● **Records excerpted from a collection**:
◇ ◇ ◇ ◇

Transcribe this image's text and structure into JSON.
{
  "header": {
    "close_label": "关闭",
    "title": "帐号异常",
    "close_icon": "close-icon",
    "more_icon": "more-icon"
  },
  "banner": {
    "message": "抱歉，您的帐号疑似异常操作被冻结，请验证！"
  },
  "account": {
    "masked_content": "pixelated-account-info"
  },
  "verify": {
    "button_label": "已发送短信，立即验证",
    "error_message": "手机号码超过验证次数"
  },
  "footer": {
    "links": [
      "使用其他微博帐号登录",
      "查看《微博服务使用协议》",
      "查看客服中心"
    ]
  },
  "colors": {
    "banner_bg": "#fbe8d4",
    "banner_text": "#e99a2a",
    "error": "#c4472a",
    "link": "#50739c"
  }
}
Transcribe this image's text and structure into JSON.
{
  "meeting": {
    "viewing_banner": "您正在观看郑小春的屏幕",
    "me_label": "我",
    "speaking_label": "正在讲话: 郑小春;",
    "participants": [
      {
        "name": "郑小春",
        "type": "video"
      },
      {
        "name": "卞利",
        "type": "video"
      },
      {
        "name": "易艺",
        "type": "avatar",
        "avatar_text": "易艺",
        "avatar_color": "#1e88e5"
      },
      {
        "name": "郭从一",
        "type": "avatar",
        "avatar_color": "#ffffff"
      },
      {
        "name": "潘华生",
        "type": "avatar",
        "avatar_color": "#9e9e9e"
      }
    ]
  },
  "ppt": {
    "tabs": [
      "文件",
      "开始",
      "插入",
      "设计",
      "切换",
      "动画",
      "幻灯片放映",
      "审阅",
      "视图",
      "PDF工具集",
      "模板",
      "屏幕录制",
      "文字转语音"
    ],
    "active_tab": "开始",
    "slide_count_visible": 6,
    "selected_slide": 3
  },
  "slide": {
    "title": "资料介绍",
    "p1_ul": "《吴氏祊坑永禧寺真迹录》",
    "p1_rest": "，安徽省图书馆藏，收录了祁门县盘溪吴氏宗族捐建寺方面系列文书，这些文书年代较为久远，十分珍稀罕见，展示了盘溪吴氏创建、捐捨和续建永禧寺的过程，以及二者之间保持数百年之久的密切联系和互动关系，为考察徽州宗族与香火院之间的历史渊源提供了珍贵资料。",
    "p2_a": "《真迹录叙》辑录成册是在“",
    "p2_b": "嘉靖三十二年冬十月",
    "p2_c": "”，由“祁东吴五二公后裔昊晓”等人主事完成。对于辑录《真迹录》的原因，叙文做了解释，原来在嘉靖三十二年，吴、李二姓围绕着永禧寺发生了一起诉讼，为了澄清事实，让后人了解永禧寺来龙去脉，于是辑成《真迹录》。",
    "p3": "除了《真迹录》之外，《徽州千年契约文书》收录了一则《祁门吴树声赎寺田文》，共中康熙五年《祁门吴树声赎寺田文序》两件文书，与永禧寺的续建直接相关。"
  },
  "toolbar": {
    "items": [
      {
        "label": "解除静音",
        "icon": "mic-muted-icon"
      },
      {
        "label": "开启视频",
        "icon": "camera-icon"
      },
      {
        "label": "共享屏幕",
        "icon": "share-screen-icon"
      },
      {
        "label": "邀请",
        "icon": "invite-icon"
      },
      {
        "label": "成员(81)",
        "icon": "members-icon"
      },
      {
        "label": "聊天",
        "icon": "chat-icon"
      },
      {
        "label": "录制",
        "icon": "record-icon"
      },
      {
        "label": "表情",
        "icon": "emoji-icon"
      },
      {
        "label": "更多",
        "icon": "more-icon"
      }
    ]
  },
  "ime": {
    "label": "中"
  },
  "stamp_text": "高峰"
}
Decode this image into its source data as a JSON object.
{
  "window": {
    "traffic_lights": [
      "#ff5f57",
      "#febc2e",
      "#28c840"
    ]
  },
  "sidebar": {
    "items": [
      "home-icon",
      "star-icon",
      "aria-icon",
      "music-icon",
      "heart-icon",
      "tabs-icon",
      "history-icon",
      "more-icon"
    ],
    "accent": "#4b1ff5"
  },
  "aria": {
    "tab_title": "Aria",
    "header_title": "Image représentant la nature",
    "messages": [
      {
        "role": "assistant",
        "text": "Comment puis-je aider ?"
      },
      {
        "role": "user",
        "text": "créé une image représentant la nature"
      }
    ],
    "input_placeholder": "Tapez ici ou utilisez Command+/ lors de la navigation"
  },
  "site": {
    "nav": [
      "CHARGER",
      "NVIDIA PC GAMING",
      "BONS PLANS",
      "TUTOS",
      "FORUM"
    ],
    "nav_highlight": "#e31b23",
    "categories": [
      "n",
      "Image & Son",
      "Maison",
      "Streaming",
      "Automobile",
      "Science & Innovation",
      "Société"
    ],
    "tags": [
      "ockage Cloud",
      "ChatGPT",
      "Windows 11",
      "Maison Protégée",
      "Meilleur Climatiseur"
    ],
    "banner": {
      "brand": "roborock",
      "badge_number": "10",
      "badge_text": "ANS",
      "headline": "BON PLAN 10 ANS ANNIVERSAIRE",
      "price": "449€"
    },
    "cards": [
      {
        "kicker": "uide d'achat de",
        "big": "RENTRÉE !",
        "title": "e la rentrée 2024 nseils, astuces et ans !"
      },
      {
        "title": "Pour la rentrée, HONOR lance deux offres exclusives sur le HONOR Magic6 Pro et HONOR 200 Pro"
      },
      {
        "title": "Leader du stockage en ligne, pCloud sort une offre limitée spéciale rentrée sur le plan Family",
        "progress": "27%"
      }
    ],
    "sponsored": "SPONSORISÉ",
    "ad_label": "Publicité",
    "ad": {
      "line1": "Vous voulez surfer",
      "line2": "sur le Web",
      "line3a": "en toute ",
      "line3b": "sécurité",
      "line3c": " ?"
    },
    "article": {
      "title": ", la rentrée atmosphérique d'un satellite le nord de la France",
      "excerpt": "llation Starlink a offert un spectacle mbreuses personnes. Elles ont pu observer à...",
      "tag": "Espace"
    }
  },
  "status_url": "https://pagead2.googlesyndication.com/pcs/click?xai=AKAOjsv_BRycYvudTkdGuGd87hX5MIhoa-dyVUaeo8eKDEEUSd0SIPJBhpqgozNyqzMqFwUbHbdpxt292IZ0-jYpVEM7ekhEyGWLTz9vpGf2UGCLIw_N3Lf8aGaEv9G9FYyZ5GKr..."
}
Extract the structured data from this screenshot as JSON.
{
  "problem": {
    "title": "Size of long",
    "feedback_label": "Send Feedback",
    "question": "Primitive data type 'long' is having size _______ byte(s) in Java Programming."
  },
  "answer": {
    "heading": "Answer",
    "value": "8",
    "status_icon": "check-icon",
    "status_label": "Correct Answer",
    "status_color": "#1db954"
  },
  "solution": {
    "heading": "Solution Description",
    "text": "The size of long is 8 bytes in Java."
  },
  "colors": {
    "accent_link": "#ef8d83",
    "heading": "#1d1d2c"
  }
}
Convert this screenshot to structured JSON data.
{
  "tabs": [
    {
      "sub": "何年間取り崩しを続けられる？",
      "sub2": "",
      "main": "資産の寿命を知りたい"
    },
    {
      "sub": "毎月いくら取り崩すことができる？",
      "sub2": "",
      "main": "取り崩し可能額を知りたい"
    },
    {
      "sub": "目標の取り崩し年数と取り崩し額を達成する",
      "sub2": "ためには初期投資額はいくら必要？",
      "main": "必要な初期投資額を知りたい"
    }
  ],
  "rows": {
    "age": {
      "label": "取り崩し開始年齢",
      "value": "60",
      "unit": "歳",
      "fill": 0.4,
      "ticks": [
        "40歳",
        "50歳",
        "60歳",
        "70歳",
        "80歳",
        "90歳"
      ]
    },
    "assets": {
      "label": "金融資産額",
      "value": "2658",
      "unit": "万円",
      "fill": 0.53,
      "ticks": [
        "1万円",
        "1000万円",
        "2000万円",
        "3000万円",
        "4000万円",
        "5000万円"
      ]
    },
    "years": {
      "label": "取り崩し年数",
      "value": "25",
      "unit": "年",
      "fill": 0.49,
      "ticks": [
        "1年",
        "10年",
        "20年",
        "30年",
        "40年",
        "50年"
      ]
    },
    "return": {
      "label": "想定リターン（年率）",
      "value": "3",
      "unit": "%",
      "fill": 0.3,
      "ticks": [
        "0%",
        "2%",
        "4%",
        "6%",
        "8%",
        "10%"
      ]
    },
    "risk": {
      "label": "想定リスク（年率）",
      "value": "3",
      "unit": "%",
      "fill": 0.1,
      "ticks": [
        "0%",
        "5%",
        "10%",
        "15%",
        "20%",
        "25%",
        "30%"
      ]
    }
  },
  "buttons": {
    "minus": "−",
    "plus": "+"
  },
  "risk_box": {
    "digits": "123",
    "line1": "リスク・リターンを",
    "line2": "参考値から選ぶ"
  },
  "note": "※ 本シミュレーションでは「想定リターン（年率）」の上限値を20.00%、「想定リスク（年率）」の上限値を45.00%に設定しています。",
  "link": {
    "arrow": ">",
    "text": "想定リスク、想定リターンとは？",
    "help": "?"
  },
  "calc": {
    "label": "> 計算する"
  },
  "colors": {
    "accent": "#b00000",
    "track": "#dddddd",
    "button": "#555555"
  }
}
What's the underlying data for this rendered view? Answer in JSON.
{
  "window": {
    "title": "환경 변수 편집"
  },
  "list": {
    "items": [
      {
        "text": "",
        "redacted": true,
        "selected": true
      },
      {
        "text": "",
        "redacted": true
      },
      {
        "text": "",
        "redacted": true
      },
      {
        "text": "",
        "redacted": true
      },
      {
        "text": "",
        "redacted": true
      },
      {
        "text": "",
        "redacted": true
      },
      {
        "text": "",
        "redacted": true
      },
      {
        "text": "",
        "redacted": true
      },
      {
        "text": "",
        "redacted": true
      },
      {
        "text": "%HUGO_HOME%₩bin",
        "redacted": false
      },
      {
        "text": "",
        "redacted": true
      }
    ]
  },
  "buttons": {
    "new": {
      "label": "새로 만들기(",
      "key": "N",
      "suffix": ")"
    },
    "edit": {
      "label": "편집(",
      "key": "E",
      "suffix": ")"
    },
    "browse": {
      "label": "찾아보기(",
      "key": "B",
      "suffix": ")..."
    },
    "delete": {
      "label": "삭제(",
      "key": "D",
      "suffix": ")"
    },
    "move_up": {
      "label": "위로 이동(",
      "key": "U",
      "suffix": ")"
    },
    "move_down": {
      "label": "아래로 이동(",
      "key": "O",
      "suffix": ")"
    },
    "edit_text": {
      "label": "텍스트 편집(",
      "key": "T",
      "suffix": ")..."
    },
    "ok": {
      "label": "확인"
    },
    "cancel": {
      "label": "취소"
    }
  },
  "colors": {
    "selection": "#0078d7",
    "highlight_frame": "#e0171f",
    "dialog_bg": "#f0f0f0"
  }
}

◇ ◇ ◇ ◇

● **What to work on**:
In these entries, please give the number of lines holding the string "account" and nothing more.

● **Response to this exercise**:
2